Scientists Grow Human Veins in Lab
However, doctors may not need to face any wait time with this procedure because the bio-engineered veins can be made ahead of time and stored in saline solution. That way, doctors can simply pluck the veins off a shelf when they are needed.
As it stands now, 400,000 US citizens undergo heart bypass surgery every year, according to the CDC. That number is only expected to grow as the number of people with heart disease skyrocket. By 2030, the US is expected to spend over $800 billion in heart disease costs per year.
The bio-engineered veins could provide surgeons with a new way to approach bypass surgery that may lead to less complications.
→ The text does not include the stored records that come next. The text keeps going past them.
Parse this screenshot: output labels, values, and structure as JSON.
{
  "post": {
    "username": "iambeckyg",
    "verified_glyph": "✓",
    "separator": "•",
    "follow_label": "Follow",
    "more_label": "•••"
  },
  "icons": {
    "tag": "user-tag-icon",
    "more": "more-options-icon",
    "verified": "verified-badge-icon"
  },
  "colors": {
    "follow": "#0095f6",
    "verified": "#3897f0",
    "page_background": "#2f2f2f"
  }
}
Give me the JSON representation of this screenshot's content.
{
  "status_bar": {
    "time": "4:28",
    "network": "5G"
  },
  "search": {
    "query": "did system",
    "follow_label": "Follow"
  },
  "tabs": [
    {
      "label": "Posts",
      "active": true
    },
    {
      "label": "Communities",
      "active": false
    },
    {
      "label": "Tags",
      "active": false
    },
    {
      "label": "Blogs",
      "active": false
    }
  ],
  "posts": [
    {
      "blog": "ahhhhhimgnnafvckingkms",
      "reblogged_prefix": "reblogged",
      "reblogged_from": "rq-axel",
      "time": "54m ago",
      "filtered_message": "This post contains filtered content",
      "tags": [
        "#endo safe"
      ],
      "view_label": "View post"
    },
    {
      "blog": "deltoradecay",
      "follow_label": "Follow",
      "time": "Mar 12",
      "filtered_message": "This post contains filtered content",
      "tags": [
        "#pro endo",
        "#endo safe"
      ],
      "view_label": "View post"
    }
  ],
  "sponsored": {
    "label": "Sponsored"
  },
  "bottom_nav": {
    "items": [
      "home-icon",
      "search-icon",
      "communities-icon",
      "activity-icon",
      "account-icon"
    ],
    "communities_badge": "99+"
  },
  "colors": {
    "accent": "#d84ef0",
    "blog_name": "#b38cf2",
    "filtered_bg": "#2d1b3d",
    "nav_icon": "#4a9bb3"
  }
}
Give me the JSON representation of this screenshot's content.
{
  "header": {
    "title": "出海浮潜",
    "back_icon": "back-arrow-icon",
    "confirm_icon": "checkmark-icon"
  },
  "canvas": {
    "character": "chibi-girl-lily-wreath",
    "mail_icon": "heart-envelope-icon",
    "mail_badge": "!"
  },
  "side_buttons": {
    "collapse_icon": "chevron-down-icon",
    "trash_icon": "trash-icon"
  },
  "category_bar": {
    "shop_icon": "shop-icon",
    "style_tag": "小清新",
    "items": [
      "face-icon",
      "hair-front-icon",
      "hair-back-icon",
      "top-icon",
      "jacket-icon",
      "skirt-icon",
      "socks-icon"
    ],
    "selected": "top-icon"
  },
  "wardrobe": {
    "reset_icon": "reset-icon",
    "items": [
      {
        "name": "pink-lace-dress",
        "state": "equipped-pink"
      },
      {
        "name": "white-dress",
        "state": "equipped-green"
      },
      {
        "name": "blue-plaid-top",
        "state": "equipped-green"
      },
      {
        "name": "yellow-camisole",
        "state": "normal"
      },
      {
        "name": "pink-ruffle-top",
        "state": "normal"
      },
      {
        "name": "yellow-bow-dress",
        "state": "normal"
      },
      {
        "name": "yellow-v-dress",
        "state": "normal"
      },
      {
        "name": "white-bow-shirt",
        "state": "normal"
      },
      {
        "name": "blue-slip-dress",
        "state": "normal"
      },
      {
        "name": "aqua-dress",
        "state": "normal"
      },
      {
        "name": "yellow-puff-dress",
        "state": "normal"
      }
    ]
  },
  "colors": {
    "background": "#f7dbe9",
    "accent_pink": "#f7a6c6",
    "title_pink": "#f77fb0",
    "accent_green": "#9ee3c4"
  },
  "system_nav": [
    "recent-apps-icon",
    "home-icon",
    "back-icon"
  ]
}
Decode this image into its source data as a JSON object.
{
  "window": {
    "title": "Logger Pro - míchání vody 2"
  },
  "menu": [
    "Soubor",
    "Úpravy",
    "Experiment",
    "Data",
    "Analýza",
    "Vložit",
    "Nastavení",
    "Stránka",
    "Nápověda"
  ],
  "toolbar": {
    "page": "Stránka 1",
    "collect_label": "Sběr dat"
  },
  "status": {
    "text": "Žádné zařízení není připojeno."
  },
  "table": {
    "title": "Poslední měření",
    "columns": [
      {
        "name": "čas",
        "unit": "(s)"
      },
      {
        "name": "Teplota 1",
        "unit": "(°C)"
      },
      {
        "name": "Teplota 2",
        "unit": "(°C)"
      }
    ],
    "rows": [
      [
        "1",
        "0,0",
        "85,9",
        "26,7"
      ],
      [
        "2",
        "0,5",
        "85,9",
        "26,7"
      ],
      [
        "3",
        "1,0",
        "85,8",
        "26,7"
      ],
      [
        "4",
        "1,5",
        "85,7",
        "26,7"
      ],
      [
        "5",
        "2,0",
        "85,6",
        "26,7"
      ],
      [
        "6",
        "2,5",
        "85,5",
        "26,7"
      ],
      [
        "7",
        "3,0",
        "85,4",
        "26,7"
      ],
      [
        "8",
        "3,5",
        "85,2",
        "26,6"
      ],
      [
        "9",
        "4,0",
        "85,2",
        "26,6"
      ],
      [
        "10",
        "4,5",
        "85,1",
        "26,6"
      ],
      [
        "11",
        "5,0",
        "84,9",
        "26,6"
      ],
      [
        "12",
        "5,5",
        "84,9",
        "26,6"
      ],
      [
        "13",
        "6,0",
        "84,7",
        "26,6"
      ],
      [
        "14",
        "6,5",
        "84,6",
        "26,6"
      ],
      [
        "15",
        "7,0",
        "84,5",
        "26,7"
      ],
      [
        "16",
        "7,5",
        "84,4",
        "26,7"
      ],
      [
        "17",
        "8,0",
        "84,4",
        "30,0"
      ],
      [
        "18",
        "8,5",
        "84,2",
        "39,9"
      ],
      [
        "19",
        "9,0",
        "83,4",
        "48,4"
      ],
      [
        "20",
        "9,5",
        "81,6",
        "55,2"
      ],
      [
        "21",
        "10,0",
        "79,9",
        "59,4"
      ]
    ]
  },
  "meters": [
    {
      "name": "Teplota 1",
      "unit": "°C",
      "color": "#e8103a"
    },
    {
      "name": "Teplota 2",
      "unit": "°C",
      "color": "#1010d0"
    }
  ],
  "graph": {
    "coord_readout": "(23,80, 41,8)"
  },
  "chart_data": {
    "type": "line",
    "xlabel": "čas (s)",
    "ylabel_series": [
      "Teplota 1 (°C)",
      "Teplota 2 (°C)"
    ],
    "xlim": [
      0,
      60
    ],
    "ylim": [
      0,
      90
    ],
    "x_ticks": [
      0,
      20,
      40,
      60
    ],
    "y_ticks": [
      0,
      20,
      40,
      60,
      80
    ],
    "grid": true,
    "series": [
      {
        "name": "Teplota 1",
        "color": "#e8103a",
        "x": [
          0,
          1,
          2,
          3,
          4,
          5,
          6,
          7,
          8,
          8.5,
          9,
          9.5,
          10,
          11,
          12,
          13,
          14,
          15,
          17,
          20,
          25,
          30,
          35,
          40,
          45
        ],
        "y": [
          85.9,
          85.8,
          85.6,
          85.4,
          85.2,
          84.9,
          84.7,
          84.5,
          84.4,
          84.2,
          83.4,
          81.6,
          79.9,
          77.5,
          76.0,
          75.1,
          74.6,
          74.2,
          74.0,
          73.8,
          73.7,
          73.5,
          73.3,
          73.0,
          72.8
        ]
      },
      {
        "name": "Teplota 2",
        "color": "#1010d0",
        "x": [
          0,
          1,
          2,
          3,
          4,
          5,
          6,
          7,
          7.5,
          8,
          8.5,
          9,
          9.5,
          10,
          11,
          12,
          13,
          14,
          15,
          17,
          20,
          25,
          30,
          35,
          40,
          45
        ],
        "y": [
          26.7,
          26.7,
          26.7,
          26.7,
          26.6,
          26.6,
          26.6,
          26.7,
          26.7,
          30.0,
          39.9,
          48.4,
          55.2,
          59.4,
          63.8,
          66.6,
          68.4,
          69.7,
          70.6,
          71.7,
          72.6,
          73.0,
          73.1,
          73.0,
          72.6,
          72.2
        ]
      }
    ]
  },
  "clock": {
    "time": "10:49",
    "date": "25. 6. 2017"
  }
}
“Currently, grafting using the patient’s own veins remains the gold standard,” said report author Dr. Alan Kypson of the Brody School of Medicine at East Carolina University. “But, harvesting a vein from the patient’s leg can lead to complications, and for patients who don’t have suitable veins, the bio-engineered veins could serve as an important new way to provide a coronary bypass.”
The veins are sterile, which means the patients’ immune systems will not reject them. They can also be made in a variety of sizes and used in different operations.
So far, they have been tested in baboons and dogs with no adverse effects. A spokeswoman from Humacyte, a North Carolina regenerative medicine company that contributed to the study and funded the research, says that human clinical trials will begin soon.